Our study advances our understanding of the likely immunological events operating after Ad5 vector-based vaccination and suggests a series of events that could explain the increase in acquisition of HIV infection in Ad5 seropositive subjects in the STEP trial. During Ad5 vector–mediated gene transfer, the vectors likely infect several target cells, including professional Ag-presenting cells like DCs. Infection of these latter cells will eventually activate memory Ad5-specific CD4 and CD8 T cells and hopefully generate an HIV-specific T cell response. However, the presence of high Ad5 NAbs titers is associated with the formation of Ad5 IC. Compared with Ad5 vector alone, Ad5 IC induced “hyperactivation” and maturation of DCs, as indicated by the increased expression of costimulatory molecules, the loss of the capacity of Ag uptake, and the secretion of TNF-α and IFN-I. The activation signal to DCs mediated by Ad5 IC results in part from the cooperation between FcγRs and TLR9.
The survival signals and clonal expansion of memory T cells mediated by IFN-I (26
) may explain the effect of Ad5 IC on the increase of Ad5-specifc memory effector CD8 T cells, likely through cross-priming and the trend toward larger expansions of both Ad5-specific memory CD4 and CD8 T cells. The reactivation of Ad5-specific memory T cells likely prevents effective generation of the primary immune response against the vector-encoded HIV Ags through two nonexclusive mechanisms: one, an unfavorable cytokine environment resulting from the inflammatory response caused by the Ad5 IC formation; and two, the killing of DCs. Because DCs will express not only HIV but also Ad5 Ags (28
), they become a target of the reactivated Ad5-specific CD8 T cells, thus resulting also in the reduction of the DC pool presenting HIV Ags. In support of this hypothesis, preliminary data from the STEP trial indicate that the percent of responders to HIV proteins (measured by IFN-γ ELISpot) was less (~25%) in subjects with Ad5 NAb titers >200, and the magnitude of the HIV-specific T cell response (frequency of IFN-γ–secreting cells in blood) was also reduced by ~50% (www.HVTN.org
). Finally, increased survival of activated memory Ad5-specific CD4 T cells mediated by IFN-I (26
) may transiently enlarge this pool of memory CD4 T cells that effectively support HIV replication and spreading, thus facilitating susceptibility to HIV infection.
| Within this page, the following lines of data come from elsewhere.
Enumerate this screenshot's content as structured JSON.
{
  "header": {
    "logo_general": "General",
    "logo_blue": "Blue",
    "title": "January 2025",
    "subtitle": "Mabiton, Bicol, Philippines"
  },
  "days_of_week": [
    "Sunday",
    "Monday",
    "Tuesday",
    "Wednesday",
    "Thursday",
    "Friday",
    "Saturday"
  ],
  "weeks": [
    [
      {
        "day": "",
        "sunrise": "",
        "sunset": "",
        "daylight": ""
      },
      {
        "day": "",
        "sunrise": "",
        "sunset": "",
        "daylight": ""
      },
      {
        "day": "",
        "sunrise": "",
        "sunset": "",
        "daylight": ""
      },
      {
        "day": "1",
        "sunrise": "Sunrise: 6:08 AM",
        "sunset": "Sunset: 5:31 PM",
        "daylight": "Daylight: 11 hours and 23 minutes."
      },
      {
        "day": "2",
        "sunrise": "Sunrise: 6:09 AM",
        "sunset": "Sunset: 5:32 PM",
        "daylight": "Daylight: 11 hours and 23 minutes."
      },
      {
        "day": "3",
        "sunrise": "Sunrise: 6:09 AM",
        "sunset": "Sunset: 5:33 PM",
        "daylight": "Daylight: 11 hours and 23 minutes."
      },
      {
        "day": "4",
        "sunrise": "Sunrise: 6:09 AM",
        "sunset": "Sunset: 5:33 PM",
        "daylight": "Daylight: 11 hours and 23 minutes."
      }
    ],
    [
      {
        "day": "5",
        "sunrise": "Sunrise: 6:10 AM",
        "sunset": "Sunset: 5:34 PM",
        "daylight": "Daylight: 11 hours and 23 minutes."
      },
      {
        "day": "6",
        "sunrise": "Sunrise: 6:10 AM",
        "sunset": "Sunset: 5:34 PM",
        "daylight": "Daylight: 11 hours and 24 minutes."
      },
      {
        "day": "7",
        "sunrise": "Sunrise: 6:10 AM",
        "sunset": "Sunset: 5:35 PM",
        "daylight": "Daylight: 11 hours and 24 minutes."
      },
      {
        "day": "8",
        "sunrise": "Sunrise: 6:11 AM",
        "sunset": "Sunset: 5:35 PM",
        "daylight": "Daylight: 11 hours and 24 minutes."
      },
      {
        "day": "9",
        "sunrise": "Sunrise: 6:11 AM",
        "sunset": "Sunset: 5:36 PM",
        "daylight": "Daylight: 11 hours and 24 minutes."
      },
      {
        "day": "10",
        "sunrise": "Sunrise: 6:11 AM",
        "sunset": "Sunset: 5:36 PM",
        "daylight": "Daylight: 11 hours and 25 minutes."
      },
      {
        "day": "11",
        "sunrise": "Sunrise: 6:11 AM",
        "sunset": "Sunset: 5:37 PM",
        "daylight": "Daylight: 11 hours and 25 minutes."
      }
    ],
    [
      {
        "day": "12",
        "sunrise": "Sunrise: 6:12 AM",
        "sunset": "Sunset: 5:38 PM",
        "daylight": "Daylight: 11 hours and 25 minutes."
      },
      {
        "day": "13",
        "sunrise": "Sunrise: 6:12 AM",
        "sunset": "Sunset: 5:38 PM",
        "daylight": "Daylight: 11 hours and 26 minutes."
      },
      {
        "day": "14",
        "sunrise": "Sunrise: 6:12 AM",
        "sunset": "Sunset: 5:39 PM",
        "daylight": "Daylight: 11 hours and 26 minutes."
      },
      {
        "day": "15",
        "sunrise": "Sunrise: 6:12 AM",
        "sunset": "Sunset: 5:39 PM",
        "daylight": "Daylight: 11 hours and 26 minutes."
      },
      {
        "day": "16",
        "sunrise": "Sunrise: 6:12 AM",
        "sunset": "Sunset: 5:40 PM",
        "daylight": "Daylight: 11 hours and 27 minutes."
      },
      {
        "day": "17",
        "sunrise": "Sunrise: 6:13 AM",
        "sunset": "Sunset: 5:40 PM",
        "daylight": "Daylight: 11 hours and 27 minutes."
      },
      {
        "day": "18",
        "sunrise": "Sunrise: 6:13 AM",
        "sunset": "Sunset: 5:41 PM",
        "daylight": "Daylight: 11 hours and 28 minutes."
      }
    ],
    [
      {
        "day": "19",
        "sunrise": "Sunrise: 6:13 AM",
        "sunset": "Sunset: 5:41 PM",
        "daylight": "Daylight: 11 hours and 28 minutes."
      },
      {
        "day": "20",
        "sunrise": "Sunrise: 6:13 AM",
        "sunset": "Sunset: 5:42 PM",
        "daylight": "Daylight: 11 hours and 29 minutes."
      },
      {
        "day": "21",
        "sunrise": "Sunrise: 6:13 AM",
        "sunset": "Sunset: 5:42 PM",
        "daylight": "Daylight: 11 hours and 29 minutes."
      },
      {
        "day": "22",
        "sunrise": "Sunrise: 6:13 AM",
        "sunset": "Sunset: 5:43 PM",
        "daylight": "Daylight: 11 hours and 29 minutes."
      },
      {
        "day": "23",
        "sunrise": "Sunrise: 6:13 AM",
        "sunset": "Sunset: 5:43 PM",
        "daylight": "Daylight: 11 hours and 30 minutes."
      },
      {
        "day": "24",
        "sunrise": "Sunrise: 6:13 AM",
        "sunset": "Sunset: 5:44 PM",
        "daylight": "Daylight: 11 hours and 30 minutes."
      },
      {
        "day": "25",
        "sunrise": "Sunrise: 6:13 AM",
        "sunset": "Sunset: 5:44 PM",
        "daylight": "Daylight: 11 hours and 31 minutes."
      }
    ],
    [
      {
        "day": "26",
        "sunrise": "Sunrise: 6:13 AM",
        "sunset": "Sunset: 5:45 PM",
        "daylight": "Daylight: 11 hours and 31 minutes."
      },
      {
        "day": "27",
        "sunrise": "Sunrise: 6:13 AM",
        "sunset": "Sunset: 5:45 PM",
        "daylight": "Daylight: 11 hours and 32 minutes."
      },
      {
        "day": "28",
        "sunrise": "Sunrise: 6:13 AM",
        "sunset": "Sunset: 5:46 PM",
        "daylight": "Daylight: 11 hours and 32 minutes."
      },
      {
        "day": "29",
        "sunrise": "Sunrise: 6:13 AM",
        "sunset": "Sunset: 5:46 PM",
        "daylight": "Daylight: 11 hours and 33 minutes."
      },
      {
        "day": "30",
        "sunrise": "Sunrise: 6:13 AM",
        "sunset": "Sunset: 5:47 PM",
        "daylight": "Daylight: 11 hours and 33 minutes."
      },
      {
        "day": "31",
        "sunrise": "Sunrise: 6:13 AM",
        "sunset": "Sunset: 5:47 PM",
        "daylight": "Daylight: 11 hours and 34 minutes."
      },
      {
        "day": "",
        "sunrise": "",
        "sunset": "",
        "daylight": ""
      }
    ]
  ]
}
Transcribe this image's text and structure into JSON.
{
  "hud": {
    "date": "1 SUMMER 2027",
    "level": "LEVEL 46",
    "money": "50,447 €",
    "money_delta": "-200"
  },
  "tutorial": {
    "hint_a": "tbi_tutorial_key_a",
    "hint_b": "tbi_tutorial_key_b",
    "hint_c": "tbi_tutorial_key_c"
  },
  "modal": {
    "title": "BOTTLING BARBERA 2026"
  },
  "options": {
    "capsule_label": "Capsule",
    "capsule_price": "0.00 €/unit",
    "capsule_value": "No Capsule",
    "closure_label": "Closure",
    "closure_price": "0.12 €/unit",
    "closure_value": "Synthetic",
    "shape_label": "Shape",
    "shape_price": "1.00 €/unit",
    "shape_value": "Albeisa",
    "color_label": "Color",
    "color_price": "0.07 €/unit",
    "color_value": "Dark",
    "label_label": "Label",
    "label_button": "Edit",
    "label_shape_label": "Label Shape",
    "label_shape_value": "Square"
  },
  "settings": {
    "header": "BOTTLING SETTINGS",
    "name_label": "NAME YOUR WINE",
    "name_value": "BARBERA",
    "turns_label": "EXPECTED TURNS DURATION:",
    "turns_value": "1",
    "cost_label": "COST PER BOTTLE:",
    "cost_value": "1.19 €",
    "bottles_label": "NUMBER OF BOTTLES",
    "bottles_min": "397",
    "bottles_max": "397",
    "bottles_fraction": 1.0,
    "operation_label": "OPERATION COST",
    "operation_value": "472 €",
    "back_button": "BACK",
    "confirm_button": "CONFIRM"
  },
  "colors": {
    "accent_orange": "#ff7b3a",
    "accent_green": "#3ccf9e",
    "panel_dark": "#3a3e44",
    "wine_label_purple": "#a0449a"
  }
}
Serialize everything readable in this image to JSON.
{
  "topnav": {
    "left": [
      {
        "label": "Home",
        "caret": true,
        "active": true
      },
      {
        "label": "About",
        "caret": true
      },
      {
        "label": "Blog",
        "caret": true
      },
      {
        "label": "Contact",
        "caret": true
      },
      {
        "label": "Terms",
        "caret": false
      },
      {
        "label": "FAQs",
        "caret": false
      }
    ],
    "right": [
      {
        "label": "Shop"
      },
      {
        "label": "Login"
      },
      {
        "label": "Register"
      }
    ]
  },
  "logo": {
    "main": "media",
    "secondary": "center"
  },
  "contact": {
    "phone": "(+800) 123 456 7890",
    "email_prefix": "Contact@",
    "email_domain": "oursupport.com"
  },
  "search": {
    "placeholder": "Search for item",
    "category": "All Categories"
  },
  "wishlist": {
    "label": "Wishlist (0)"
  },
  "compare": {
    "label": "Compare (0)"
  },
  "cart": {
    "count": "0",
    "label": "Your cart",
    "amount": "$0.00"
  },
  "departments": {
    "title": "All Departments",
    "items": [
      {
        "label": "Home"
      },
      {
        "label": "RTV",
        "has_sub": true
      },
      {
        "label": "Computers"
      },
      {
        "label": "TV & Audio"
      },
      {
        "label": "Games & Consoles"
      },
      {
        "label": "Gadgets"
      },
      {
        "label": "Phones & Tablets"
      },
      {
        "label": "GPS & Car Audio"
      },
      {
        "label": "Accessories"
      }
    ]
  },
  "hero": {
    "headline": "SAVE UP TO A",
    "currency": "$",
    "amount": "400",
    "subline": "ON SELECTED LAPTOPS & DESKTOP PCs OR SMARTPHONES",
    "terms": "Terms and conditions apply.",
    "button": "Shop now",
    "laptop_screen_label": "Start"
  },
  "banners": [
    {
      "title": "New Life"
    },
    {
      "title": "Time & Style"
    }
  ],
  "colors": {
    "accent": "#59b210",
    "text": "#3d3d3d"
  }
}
Our results also provide new insights into the type of experimental strategies and assays that can be instrumental for the preclinical assessment of the safety of other viral vector-based vaccines in addition to Ad5.
In conclusion, we have shown that ICs containing E1/E3-deleted Ad5 vectors and NAbs cause a pattern of innate/adaptive inflammatory activation that, together with a possible persistence of the Ad5 vector, may provide the basis for a chronic permissive environment for HIV-1 infection, thus helping to explain the increased acquisition of HIV-1 infection among the Ad5 seropositive vaccine recipients in the STEP trial. Moreover, our results also suggest that the delivery/formulation of Ags through ICs may result in a powerful immunization strategy to stimulate T cells.